The thing is, I know that the above statements are true, and good, and come from a very well meaning place but I am sitting here at the computer trying to type this post while my son plays by himself in the living room because I have told him that I am busy and he needs to entertain himself for a while. Is this behavior "worthy of imitation?" It can take me a painfully long time to write what I feel is a "meaningful" post. The whole time I feel like I am constantly shooing Ben away in fits of increasing impatience and frustration. This book is about "Toymaking with Children," OK, ie "Spending Quality Time with Your Kid." I want to read and absorb all the goodness of this book, and I want to pitch it out the window onto the compost heap.
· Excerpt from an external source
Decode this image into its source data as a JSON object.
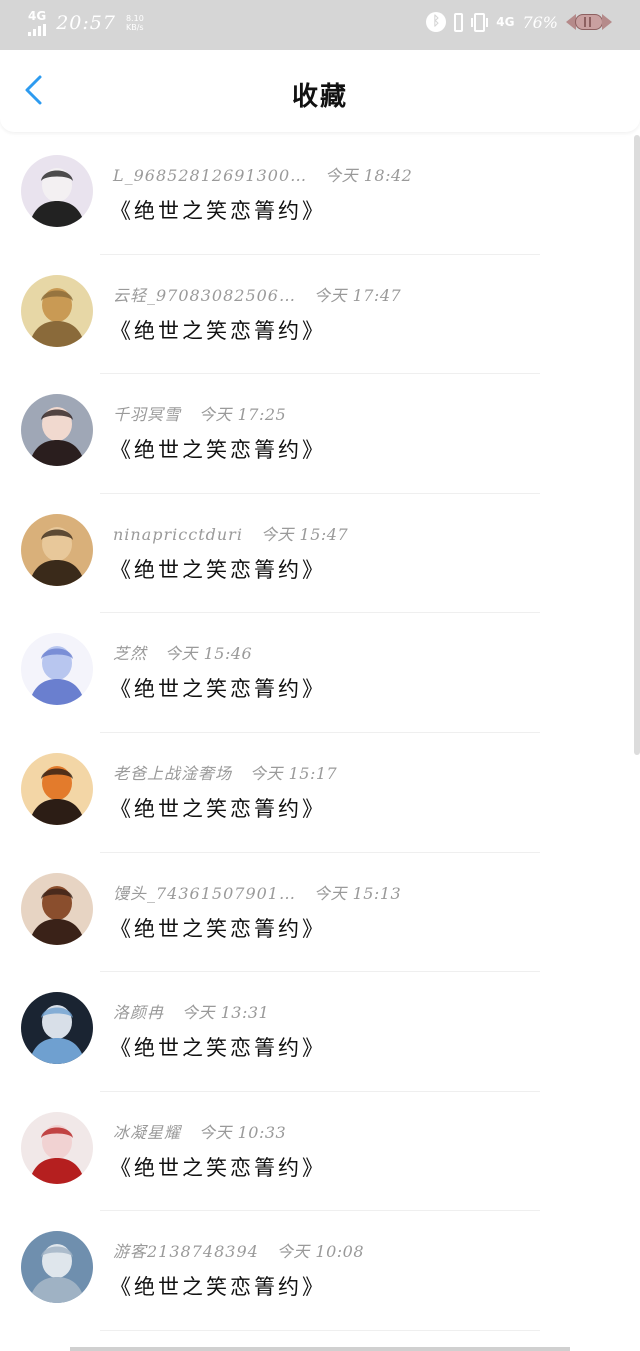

There have been interruptions during the writing of this post. Earlier this morning Ben asked me how old he was. "5" I said. "Still 5?" "Yep. Well, 5 and a half. You're more than 5 but not quite 6." Ben is playing with Cranium Cadoo - a "big kid game" - today because he is a big kid, more than 5. He was only allowed to take this game out after putting away the grown ups Cranium game set which he had spread out over the floor. I managed to take whatever impatience and frustration I was feeling out of my voice when he announced that he could not put the cards away by himself because he would be "too exhausted." "I will not do something for you just because you are too bored to do it yourself. I won't do it just because you think putting the game away isn't as fun as taking it out and playing with it." I then patiently and without condescension showed him how to put the cards away properly: their feet need to be on the bottom of the box, their faces looking at you. When you've put them all away the card box needs to be put away in the big box. I left him to this task and returned to the computer. A few minutes passed and he approached (my throne) with a picture he drew on one of the games drawing tablets. "Look what I drew!" (crescent shape with a line down the middle) "WOW! That is GREAT!" (really, he draws very little, and never with much detail, so this was a truly enthusiastic response from me) "Do you know what it is?" "Well, I think it looks like a moon, what does it look like to you?" "It's a banana!" "Ben! It is a banana! A really good banana!" And it really is a great banana likeness. "Did you put all the cards away?" "Uh huh." I got up and walked, followed by Ben, into the living room. He did it. He put all the cards perfectly away in their box. He didn't gripe or grumble about it, and I was so impressed that I helped him put the rest of the pieces in the box and store it away again. I am trying to teach him about taking responsibility for his actions. Then I wonder, am I somehow projecting this boredom, this impatience? Is this imitation? I know that patience is a constant struggle for me. One of my own parents has no patience for children much past the time they learn to talk, more precisely when they learn "No." Acting and speaking in impatient tones is a knee-jerk reaction, but it is not a birthright. Behaviors can change. I am changing. And I will hopefully behave in a manner worthy of imitating often enough that Ben won't be left with this tangled mess to unravel with his own kids. A while back, Ben told me about something he overheard at school. There is a boy in his class who has a learning disability. Ben overheard the para assigned to this boy call him a "bad boy." "What happened?" I asked "Well, he took all the toilet paper off of the roll in the bathroom." I can tell you I am shaking even as I write this. In two weeks I have my spring conference with his teacher (not the one responsible for that comment) and you'd better believe that I will be bringing this up. I told Ben that this boy is not bad, that maybe he did something that he should not have done, maybe he made a mistake, but making mistakes doesn't mean you're bad. Behave in a manner worthy of imitation I want to stencil that on a wall, BIG, where I will see it every day.